═════ Information shown ═════

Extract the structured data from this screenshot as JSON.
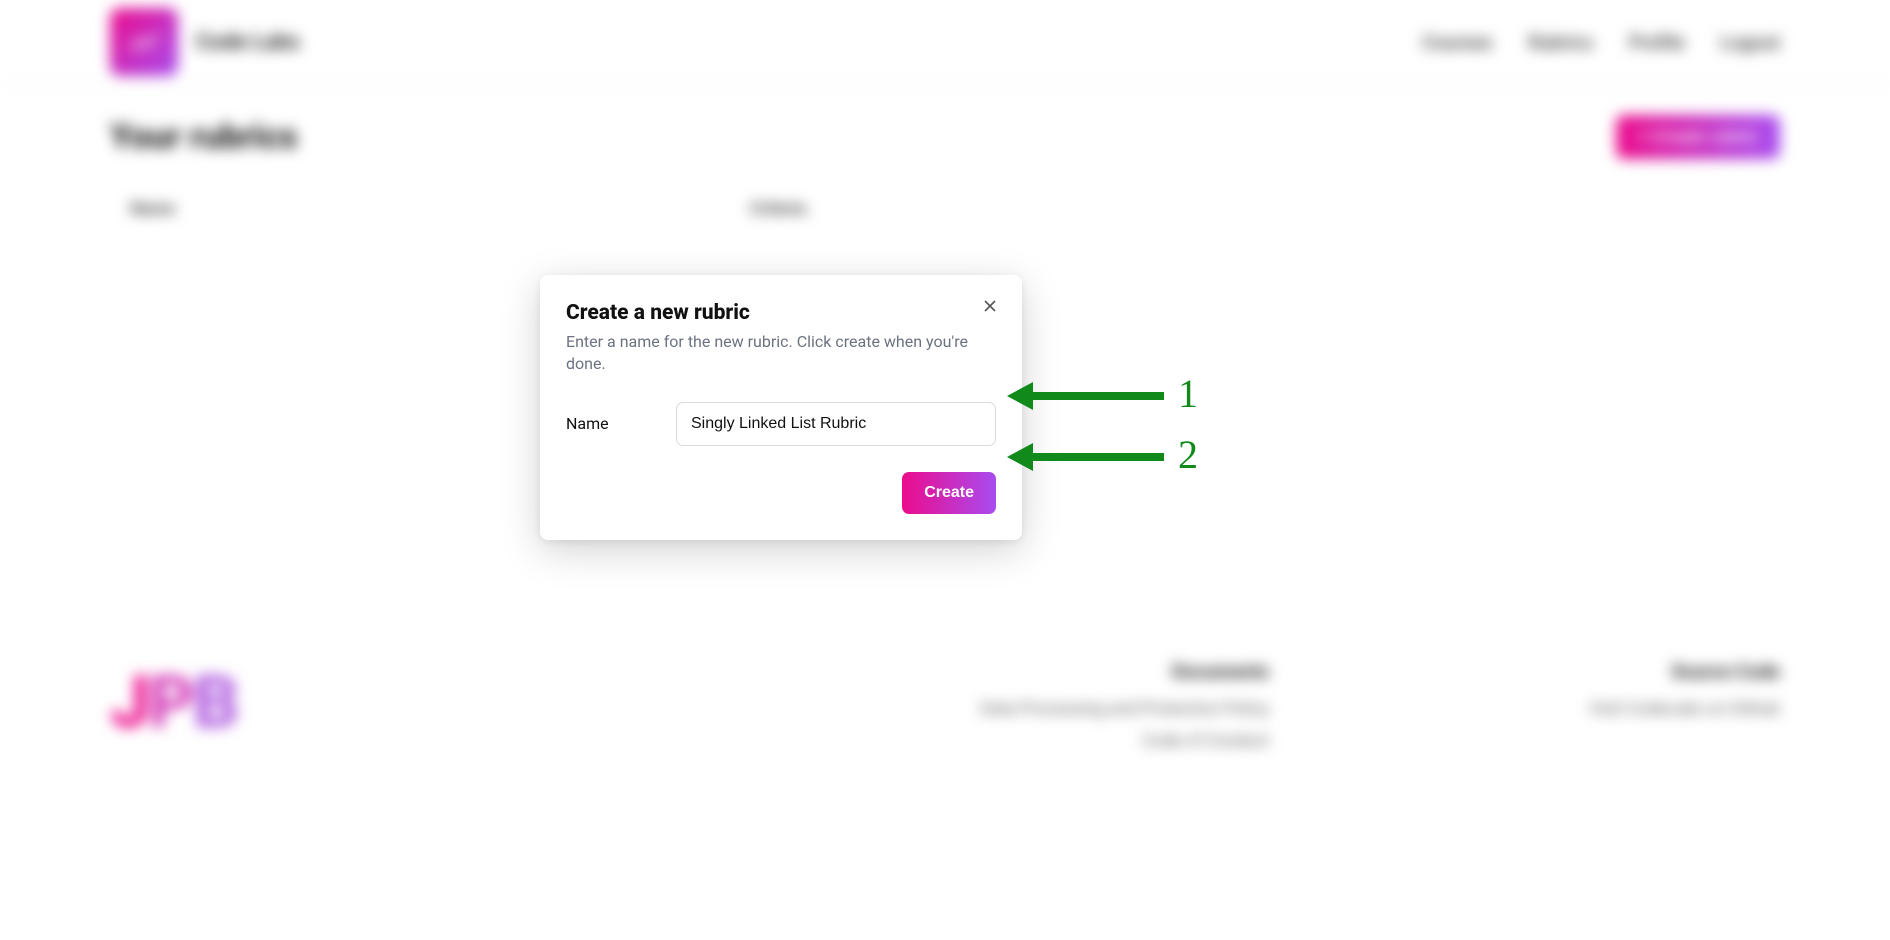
{
  "header": {
    "brand_name": "Code Labs",
    "nav": {
      "courses": "Courses",
      "rubrics": "Rubrics",
      "profile": "Profile",
      "logout": "Logout"
    }
  },
  "page": {
    "title": "Your rubrics",
    "create_button": "+ Create rubric",
    "table": {
      "col_name": "Name",
      "col_criteria": "Criteria"
    }
  },
  "footer": {
    "col1_title": "Documents",
    "col1_link1": "Data Processing and Protection Policy",
    "col1_link2": "Code of Conduct",
    "col2_title": "Source Code",
    "col2_link1": "Visit CodeLabs on Github"
  },
  "modal": {
    "title": "Create a new rubric",
    "description": "Enter a name for the new rubric. Click create when you're done.",
    "name_label": "Name",
    "name_value": "Singly Linked List Rubric",
    "create_label": "Create"
  },
  "annotations": {
    "one": "1",
    "two": "2"
  }
}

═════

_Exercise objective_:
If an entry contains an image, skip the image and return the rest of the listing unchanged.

_Result_:
Extract the structured data from this screenshot as JSON.
{
  "header": {
    "brand_name": "Code Labs",
    "nav": {
      "courses": "Courses",
      "rubrics": "Rubrics",
      "profile": "Profile",
      "logout": "Logout"
    }
  },
  "page": {
    "title": "Your rubrics",
    "create_button": "+ Create rubric",
    "table": {
      "col_name": "Name",
      "col_criteria": "Criteria"
    }
  },
  "footer": {
    "col1_title": "Documents",
    "col1_link1": "Data Processing and Protection Policy",
    "col1_link2": "Code of Conduct",
    "col2_title": "Source Code",
    "col2_link1": "Visit CodeLabs on Github"
  },
  "modal": {
    "title": "Create a new rubric",
    "description": "Enter a name for the new rubric. Click create when you're done.",
    "name_label": "Name",
    "name_value": "Singly Linked List Rubric",
    "create_label": "Create"
  },
  "annotations": {
    "one": "1",
    "two": "2"
  }
}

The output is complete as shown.